S&P Global Ratings has affirmed its ‘AA’ long-term issuer credit and insurer financial strength ratings on the core operating entities of Allianz.
S&P said it was affirming the ratings because the governance deficits related to the Structured Alpha investigations do not change its overall view on the Allianz group’s capital and earnings strength. It said that it expected the group to address the shortcomings thoroughly and move to prevent similar losses owing to governance deficits.
It said: “The provisions had a material impact on the group’s net results. For the first quarter of 2022, the claim reservation of €1.6bn net of tax led to a reduced net result of €0.6bn. With that we believe Allianz’s full-year 2022 net income will be around €6bn, around €2bn lower than we previously anticipated.
As Reinsurance News reported recently, Allianz’s US asset management unit was pleading guilty to criminal securities fraud in relation to the collapse of the Structured Alpha funds two years ago. The firm had agreed to pay $6bn in damages.
We wrote: “The settlement with the Department of Justice (DOJ) and Securities and Exchange Commission (SEC) includes a $2.33bn criminal fine, $3.24bn of restitution and a forfeit of $463 million, according to court document. The unit in question – Allianz Global Investors US LLC (AGI US)– was charged with misrepresenting the performance of the Structured Alpha Funds to pension funds and other investors.”
We added: “Prosecutors alleged that managers failed to implement measures designed to protect the fund against market volatility and overstated its returns to boost their pay. As a result, the funds collapsed amid the turbulent financial market conditions that characterized the early days of the COVID-19 pandemic, losing more than $7 billion in a matter of weeks.”
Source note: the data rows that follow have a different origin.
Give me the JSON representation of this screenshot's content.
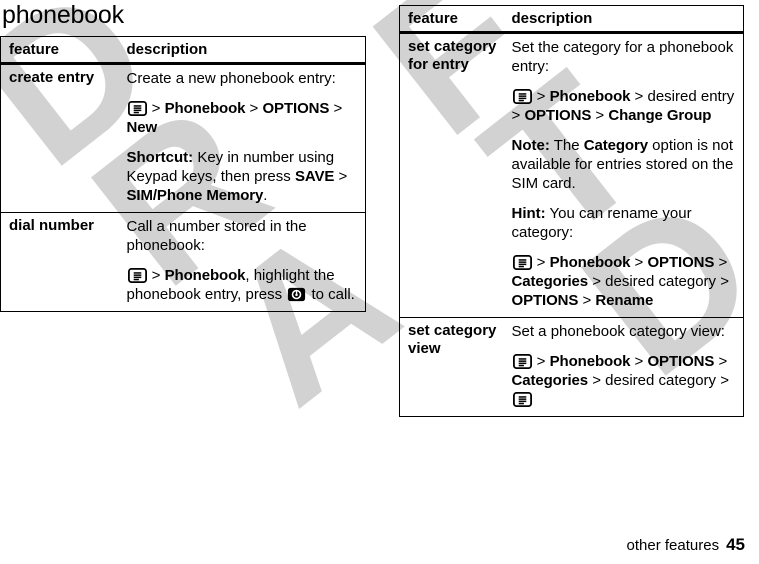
{
  "page": {
    "title": "phonebook",
    "footer_section": "other features",
    "footer_page_number": "45",
    "watermark_text": "DRAFT"
  },
  "icons": {
    "menu": "menu-key-icon",
    "call": "call-send-key-icon"
  },
  "left_table": {
    "headers": {
      "feature": "feature",
      "description": "description"
    },
    "rows": [
      {
        "feature": "create entry",
        "blocks": [
          {
            "id": "create-entry-intro",
            "parts": [
              {
                "t": "text",
                "v": "Create a new phonebook entry:"
              }
            ]
          },
          {
            "id": "create-entry-path",
            "parts": [
              {
                "t": "icon",
                "v": "menu"
              },
              {
                "t": "sep",
                "v": " > "
              },
              {
                "t": "ui",
                "v": "Phonebook"
              },
              {
                "t": "sep",
                "v": " > "
              },
              {
                "t": "ui",
                "v": "OPTIONS"
              },
              {
                "t": "sep",
                "v": " > "
              },
              {
                "t": "ui",
                "v": "New"
              }
            ]
          },
          {
            "id": "create-entry-shortcut",
            "parts": [
              {
                "t": "lbl",
                "v": "Shortcut:"
              },
              {
                "t": "text",
                "v": " Key in number using Keypad keys, then press "
              },
              {
                "t": "ui",
                "v": "SAVE"
              },
              {
                "t": "sep",
                "v": " > "
              },
              {
                "t": "ui",
                "v": "SIM/Phone Memory"
              },
              {
                "t": "text",
                "v": "."
              }
            ]
          }
        ]
      },
      {
        "feature": "dial number",
        "blocks": [
          {
            "id": "dial-number-intro",
            "parts": [
              {
                "t": "text",
                "v": "Call a number stored in the phonebook:"
              }
            ]
          },
          {
            "id": "dial-number-path",
            "parts": [
              {
                "t": "icon",
                "v": "menu"
              },
              {
                "t": "sep",
                "v": " > "
              },
              {
                "t": "ui",
                "v": "Phonebook"
              },
              {
                "t": "text",
                "v": ", highlight the phonebook entry, press "
              },
              {
                "t": "icon",
                "v": "call"
              },
              {
                "t": "text",
                "v": " to call."
              }
            ]
          }
        ]
      }
    ]
  },
  "right_table": {
    "headers": {
      "feature": "feature",
      "description": "description"
    },
    "rows": [
      {
        "feature": "set category for entry",
        "blocks": [
          {
            "id": "set-category-entry-intro",
            "parts": [
              {
                "t": "text",
                "v": "Set the category for a phonebook entry:"
              }
            ]
          },
          {
            "id": "set-category-entry-path",
            "parts": [
              {
                "t": "icon",
                "v": "menu"
              },
              {
                "t": "sep",
                "v": " > "
              },
              {
                "t": "ui",
                "v": "Phonebook"
              },
              {
                "t": "sep",
                "v": " > "
              },
              {
                "t": "text",
                "v": "desired entry"
              },
              {
                "t": "sep",
                "v": " > "
              },
              {
                "t": "ui",
                "v": "OPTIONS"
              },
              {
                "t": "sep",
                "v": " > "
              },
              {
                "t": "ui",
                "v": "Change Group"
              }
            ]
          },
          {
            "id": "set-category-entry-note",
            "parts": [
              {
                "t": "lbl",
                "v": "Note:"
              },
              {
                "t": "text",
                "v": " The "
              },
              {
                "t": "ui",
                "v": "Category"
              },
              {
                "t": "text",
                "v": " option is not available for entries stored on the SIM card."
              }
            ]
          },
          {
            "id": "set-category-entry-hint",
            "parts": [
              {
                "t": "lbl",
                "v": "Hint:"
              },
              {
                "t": "text",
                "v": " You can rename your category:"
              }
            ]
          },
          {
            "id": "set-category-entry-rename-path",
            "parts": [
              {
                "t": "icon",
                "v": "menu"
              },
              {
                "t": "sep",
                "v": " > "
              },
              {
                "t": "ui",
                "v": "Phonebook"
              },
              {
                "t": "sep",
                "v": " > "
              },
              {
                "t": "ui",
                "v": "OPTIONS"
              },
              {
                "t": "sep",
                "v": " > "
              },
              {
                "t": "ui",
                "v": "Categories"
              },
              {
                "t": "sep",
                "v": " > "
              },
              {
                "t": "text",
                "v": "desired category"
              },
              {
                "t": "sep",
                "v": " > "
              },
              {
                "t": "ui",
                "v": "OPTIONS"
              },
              {
                "t": "sep",
                "v": " > "
              },
              {
                "t": "ui",
                "v": "Rename"
              }
            ]
          }
        ]
      },
      {
        "feature": "set category view",
        "blocks": [
          {
            "id": "set-category-view-intro",
            "parts": [
              {
                "t": "text",
                "v": "Set a phonebook category view:"
              }
            ]
          },
          {
            "id": "set-category-view-path",
            "parts": [
              {
                "t": "icon",
                "v": "menu"
              },
              {
                "t": "sep",
                "v": " > "
              },
              {
                "t": "ui",
                "v": "Phonebook"
              },
              {
                "t": "sep",
                "v": " > "
              },
              {
                "t": "ui",
                "v": "OPTIONS"
              },
              {
                "t": "sep",
                "v": " > "
              },
              {
                "t": "ui",
                "v": "Categories"
              },
              {
                "t": "sep",
                "v": " > "
              },
              {
                "t": "text",
                "v": "desired category"
              },
              {
                "t": "sep",
                "v": " > "
              },
              {
                "t": "icon",
                "v": "menu"
              }
            ]
          }
        ]
      }
    ]
  }
}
This came days after Allianz said it had booked an additional provision of $1.9bn for its Structured Alpha funds in Q1 2022.
The company said that the provision will ‘negatively impact’ the Q1 group net income by €1.6bn after tax. This will result, said Allianz, in a net income attributable to shareholders of €0.6bn. Group operating profit in Q1 amounts to €3.2bn.
The firm said it believed the provision booked is a fair estimate of its remaining financial exposure in relation to compensation payments to investments and payments under any resolution of the governmental proceedings. It also said that it was seeking a timely resolution to these proceedings in discussions with the US Department of Justice and the Securities and Exchange Commission.
S&P said: “We maintain our view that Allianz has generally very strong earnings capacity across its diverse operations. This is supported by the overall solid underlying results for the first quarter, with an operating profit of €3.2bn, despite natural catastrophe events like the Australian flood and the impairments on assets because of the Russian–Ukraine conflict. For 2023 and 2024, we expect net income to recover to around €8bn annually, supported by recovered earnings from asset management.” However, the firm said that a number of scenarios could impact and lower the rating below ‘AA’. These included continued turbulence from Russia’s invasion of Ukraine, dividend payouts or share buybacks being aggressive, or through further governance deficits.